There are a lot of overweight pilots flying around. It's not exactly an active job - you're basically doing nothing but sitting for hours on end. The most exercise you'll get while working is the aircraft walkaround between flights. Heck, sometimes I offer to do the walkaround for the captain just so I can stretch my legs. Back when I was a freight dog it wasn't so bad, because I'd be loading and unloading the airplane between legs.
Another problem is the poor eating habits of many pilots. As a CFI, I tended to grab lunch and/or dinner out of vending machines and scarf it down between students. Many airline pilots eat the same sort of stuff, either in the form of crew meals or onboard snacks.
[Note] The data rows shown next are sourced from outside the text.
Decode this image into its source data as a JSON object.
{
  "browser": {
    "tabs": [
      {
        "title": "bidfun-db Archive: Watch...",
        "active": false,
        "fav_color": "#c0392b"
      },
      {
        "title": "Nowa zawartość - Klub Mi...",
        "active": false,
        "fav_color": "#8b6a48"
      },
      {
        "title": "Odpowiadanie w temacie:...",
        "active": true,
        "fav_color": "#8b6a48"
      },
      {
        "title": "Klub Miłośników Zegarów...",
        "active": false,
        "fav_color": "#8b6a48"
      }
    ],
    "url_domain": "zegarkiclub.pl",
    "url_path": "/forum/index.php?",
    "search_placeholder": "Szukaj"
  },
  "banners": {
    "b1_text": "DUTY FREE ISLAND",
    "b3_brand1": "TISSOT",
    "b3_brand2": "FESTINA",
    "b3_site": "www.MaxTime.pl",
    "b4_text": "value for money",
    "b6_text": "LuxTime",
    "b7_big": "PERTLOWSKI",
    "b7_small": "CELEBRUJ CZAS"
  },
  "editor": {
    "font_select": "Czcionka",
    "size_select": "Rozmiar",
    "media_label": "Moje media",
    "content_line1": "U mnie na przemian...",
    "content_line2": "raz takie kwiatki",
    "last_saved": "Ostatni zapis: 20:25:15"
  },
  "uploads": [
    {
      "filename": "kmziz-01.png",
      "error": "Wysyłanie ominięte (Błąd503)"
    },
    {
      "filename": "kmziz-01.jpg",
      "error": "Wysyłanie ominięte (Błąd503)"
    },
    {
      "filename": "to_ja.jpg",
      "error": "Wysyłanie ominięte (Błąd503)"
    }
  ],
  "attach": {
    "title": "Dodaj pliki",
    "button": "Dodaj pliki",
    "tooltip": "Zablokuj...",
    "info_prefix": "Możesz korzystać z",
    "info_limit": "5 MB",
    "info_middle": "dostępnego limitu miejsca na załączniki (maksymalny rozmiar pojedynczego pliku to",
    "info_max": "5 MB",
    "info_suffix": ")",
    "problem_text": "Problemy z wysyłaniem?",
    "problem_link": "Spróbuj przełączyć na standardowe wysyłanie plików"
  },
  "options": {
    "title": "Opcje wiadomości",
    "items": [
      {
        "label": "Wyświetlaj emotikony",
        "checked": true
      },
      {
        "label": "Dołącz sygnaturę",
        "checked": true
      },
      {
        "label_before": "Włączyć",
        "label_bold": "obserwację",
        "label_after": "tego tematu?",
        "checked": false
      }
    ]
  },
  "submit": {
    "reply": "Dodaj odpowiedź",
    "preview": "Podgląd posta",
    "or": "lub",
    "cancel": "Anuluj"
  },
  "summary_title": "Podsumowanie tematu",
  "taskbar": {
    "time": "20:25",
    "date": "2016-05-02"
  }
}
At Horizon, we don't have crew meals cooked on board the planes - we have dispensers in the crew rooms, along with microwaves. Typical is the Sausage Breakfast Burrito, which contains over 1000 calories and over 400% the daily recommended saturated fat! Marginally better food can often be purchased in the terminal, but there's usually not enough time on 30 minute turns.
Many crewmembers pack their own lunches, at least for the first several days of a trip. Several captains I fly with make their own healthy trail mix to snack on during flights. I try to keep the inflight snacks to a minimum unless it's something relatively healthy like dried plums.
On the exercise end of things, there's not much you can do about being inactive at work, but you can attempt to be active at the layover. Most crew hotels have fitness centers with treadmills, stationary bikes, and weight machines. Many have pools that one can attempt to swim laps in while avoiding cannonballing children. A good run or long walk is a good alternative depending on the weather. This summer when I spend a lot of time in Helena, I did quite a bit of hiking and exploring the mountains outside of town.
Besides poor nutrition and lack of exercise, the above-mentioned lack of rest has a way of catching up to you, with it's own detrimental health effects. Also, for pilots flying at high altitude, UV ray exposure is a legitimate health concern. Studies are somewhat inconclusive, but tend to point towards a higher rate of skin cancer in airline pilots than other professions.
Next post: Job Stability, or lack thereof.